→ **WHAT YOU ARE ASKED TO DO**
Which of the lines in the records below hold the string "title"? Copy every one of them.

→ **GIVEN DATA**
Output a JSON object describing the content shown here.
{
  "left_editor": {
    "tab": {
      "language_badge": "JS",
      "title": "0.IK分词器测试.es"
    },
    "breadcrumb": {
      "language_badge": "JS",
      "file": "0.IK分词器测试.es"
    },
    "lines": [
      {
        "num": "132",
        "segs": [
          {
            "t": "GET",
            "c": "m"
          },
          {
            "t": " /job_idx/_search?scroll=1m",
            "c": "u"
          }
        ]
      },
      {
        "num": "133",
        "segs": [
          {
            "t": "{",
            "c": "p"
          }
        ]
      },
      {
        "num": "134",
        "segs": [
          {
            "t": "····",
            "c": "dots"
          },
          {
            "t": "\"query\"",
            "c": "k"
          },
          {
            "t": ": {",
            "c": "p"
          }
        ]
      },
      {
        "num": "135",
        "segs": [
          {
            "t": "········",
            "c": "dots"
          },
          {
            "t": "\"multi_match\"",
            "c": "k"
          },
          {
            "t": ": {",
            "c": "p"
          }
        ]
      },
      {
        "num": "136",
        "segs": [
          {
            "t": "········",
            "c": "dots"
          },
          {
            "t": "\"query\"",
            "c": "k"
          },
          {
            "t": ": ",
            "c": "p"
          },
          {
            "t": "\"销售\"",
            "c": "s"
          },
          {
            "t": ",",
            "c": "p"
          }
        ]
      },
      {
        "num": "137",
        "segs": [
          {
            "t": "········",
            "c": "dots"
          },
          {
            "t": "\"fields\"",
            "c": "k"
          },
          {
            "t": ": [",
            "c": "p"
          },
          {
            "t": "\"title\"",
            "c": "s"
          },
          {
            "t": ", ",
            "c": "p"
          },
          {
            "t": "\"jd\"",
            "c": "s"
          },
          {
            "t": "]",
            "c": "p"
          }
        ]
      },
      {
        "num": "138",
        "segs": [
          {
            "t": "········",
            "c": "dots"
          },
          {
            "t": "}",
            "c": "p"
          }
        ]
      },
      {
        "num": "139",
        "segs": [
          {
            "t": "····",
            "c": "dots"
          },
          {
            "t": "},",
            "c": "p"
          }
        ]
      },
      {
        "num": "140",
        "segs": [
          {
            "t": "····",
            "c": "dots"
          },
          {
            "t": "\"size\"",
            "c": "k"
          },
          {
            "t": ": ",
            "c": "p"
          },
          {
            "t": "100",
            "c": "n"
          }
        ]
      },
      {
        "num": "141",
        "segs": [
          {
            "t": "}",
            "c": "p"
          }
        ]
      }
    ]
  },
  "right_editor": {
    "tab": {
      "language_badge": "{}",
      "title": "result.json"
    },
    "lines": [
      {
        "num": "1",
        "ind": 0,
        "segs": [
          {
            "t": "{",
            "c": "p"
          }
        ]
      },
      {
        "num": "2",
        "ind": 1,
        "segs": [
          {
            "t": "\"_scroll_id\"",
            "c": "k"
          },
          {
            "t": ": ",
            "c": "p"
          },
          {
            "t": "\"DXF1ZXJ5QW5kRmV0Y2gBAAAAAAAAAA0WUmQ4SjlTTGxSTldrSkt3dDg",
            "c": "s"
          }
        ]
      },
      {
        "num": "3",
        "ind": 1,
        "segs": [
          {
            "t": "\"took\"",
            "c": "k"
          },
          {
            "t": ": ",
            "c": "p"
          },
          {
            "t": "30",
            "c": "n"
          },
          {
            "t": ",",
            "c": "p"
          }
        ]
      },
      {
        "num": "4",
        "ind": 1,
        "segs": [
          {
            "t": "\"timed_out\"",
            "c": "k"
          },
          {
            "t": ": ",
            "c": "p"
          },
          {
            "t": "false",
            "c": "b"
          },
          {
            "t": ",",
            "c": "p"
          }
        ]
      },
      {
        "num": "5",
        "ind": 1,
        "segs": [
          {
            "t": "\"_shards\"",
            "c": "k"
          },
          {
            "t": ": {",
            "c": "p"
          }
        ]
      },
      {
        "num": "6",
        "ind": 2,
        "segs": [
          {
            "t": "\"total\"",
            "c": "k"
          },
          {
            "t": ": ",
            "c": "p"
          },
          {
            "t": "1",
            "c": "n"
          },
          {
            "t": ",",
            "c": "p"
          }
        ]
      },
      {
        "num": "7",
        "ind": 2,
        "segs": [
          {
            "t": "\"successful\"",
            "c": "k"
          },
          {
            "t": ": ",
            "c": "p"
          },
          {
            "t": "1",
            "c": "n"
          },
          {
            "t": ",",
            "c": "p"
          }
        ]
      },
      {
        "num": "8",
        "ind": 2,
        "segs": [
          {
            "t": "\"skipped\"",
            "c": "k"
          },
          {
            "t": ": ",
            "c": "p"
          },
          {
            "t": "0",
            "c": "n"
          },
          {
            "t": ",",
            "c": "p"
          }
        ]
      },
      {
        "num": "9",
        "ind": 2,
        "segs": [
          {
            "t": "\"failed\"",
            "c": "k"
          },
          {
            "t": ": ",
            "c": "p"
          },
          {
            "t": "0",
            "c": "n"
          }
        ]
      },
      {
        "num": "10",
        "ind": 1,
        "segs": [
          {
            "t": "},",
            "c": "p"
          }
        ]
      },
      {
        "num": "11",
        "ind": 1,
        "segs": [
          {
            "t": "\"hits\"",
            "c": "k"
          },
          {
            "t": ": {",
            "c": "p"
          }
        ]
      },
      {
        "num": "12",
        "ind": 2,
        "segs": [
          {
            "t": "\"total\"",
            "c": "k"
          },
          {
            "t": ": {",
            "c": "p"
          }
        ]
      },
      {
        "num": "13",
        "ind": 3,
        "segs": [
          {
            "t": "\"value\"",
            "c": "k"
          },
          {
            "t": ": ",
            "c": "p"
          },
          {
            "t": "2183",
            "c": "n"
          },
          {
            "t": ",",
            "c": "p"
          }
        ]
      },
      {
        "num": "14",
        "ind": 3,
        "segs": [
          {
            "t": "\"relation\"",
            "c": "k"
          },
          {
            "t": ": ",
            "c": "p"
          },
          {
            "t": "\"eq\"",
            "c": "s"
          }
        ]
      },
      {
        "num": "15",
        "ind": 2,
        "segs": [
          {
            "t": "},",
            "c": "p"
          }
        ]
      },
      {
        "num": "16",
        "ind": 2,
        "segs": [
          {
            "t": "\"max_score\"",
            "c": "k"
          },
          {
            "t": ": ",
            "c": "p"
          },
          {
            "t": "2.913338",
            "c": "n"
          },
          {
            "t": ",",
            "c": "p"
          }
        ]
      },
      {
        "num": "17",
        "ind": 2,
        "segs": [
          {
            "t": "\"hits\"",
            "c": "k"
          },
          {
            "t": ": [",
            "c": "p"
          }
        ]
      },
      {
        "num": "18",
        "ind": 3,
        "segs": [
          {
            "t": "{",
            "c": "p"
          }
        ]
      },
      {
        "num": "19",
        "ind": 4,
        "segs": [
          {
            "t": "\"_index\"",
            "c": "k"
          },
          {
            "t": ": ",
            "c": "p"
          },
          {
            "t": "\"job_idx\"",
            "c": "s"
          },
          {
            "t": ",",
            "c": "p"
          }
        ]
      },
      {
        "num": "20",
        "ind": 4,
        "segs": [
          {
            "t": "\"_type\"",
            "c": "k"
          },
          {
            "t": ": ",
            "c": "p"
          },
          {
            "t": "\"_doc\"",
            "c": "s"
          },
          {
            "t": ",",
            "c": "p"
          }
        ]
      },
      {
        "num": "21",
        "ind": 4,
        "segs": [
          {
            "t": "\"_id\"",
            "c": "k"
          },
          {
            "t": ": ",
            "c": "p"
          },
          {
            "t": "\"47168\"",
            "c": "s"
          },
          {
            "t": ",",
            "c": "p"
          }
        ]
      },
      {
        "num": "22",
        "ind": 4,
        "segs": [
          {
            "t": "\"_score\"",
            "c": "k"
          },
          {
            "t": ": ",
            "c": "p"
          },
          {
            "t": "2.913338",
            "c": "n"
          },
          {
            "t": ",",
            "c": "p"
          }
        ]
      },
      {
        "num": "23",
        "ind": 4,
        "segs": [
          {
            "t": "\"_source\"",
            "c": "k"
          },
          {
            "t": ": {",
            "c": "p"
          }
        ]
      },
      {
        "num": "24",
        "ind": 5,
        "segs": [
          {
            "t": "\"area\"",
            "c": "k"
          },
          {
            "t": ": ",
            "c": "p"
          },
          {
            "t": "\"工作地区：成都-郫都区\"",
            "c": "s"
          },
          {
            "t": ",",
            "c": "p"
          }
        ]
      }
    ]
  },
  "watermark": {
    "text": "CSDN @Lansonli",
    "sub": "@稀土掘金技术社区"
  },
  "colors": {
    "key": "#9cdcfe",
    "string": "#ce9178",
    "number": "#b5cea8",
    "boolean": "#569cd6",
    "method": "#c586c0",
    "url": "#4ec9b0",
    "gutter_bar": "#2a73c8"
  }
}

→ **EXERCISE RESPONSE**
      "title": "0.IK分词器测试.es"
            "t": "\"title\"",
      "title": "result.json"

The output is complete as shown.